Instructions for the task: Set every record down again exactly. Do not carry over the pictures.

┌────────

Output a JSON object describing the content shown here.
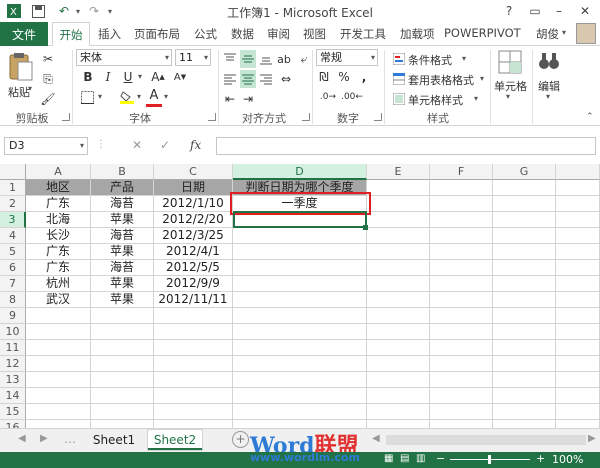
{
  "window": {
    "title": "工作簿1 - Microsoft Excel"
  },
  "tabs": {
    "file": "文件",
    "home": "开始",
    "insert": "插入",
    "layout": "页面布局",
    "formulas": "公式",
    "data": "数据",
    "review": "审阅",
    "view": "视图",
    "developer": "开发工具",
    "addins": "加载项",
    "powerpivot": "POWERPIVOT",
    "user": "胡俊"
  },
  "ribbon": {
    "paste": "粘贴",
    "font_name": "宋体",
    "font_size": "11",
    "number_format": "常规",
    "conditional_format": "条件格式",
    "format_table": "套用表格格式",
    "cell_styles": "单元格样式",
    "cells": "单元格",
    "editing": "编辑",
    "groups": {
      "clipboard": "剪贴板",
      "font": "字体",
      "alignment": "对齐方式",
      "number": "数字",
      "styles": "样式"
    }
  },
  "formula_bar": {
    "name_box": "D3",
    "fx": "fx",
    "content": ""
  },
  "grid": {
    "columns": [
      "A",
      "B",
      "C",
      "D",
      "E",
      "F",
      "G"
    ],
    "rows": [
      "1",
      "2",
      "3",
      "4",
      "5",
      "6",
      "7",
      "8",
      "9",
      "10",
      "11",
      "12",
      "13",
      "14",
      "15",
      "16"
    ],
    "header_row": [
      "地区",
      "产品",
      "日期",
      "判断日期为哪个季度"
    ],
    "data": [
      [
        "广东",
        "海苔",
        "2012/1/10",
        "一季度"
      ],
      [
        "北海",
        "苹果",
        "2012/2/20",
        ""
      ],
      [
        "长沙",
        "海苔",
        "2012/3/25",
        ""
      ],
      [
        "广东",
        "苹果",
        "2012/4/1",
        ""
      ],
      [
        "广东",
        "海苔",
        "2012/5/5",
        ""
      ],
      [
        "杭州",
        "苹果",
        "2012/9/9",
        ""
      ],
      [
        "武汉",
        "苹果",
        "2012/11/11",
        ""
      ]
    ]
  },
  "sheets": {
    "sheet1": "Sheet1",
    "sheet2": "Sheet2"
  },
  "status": {
    "zoom": "100%"
  },
  "watermark": {
    "word": "Word",
    "cn": "联盟",
    "url": "www.wordlm.com"
  },
  "colors": {
    "accent": "#217346",
    "highlight": "#e02020",
    "header_fill": "#a6a6a6"
  }
}
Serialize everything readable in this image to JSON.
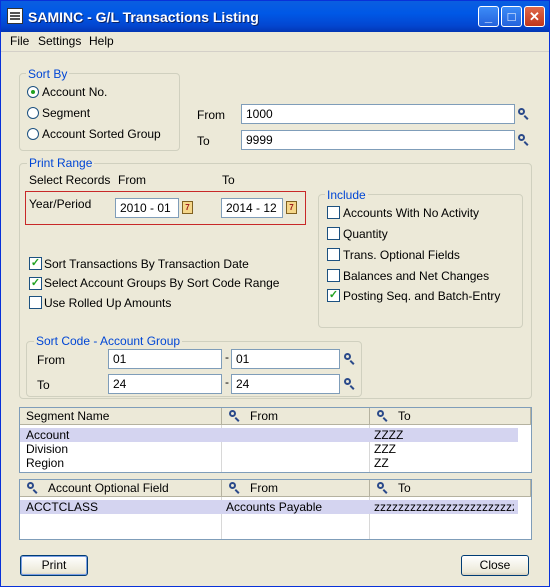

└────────

Exercise output:
Output a JSON object describing the content shown here.
{
  "window": {
    "title": "工作簿1 - Microsoft Excel"
  },
  "tabs": {
    "file": "文件",
    "home": "开始",
    "insert": "插入",
    "layout": "页面布局",
    "formulas": "公式",
    "data": "数据",
    "review": "审阅",
    "view": "视图",
    "developer": "开发工具",
    "addins": "加载项",
    "powerpivot": "POWERPIVOT",
    "user": "胡俊"
  },
  "ribbon": {
    "paste": "粘贴",
    "font_name": "宋体",
    "font_size": "11",
    "number_format": "常规",
    "conditional_format": "条件格式",
    "format_table": "套用表格格式",
    "cell_styles": "单元格样式",
    "cells": "单元格",
    "editing": "编辑",
    "groups": {
      "clipboard": "剪贴板",
      "font": "字体",
      "alignment": "对齐方式",
      "number": "数字",
      "styles": "样式"
    }
  },
  "formula_bar": {
    "name_box": "D3",
    "fx": "fx",
    "content": ""
  },
  "grid": {
    "columns": [
      "A",
      "B",
      "C",
      "D",
      "E",
      "F",
      "G"
    ],
    "rows": [
      "1",
      "2",
      "3",
      "4",
      "5",
      "6",
      "7",
      "8",
      "9",
      "10",
      "11",
      "12",
      "13",
      "14",
      "15",
      "16"
    ],
    "header_row": [
      "地区",
      "产品",
      "日期",
      "判断日期为哪个季度"
    ],
    "data": [
      [
        "广东",
        "海苔",
        "2012/1/10",
        "一季度"
      ],
      [
        "北海",
        "苹果",
        "2012/2/20",
        ""
      ],
      [
        "长沙",
        "海苔",
        "2012/3/25",
        ""
      ],
      [
        "广东",
        "苹果",
        "2012/4/1",
        ""
      ],
      [
        "广东",
        "海苔",
        "2012/5/5",
        ""
      ],
      [
        "杭州",
        "苹果",
        "2012/9/9",
        ""
      ],
      [
        "武汉",
        "苹果",
        "2012/11/11",
        ""
      ]
    ]
  },
  "sheets": {
    "sheet1": "Sheet1",
    "sheet2": "Sheet2"
  },
  "status": {
    "zoom": "100%"
  },
  "watermark": {
    "word": "Word",
    "cn": "联盟",
    "url": "www.wordlm.com"
  },
  "colors": {
    "accent": "#217346",
    "highlight": "#e02020",
    "header_fill": "#a6a6a6"
  }
}
Serialize everything readable in this image to JSON.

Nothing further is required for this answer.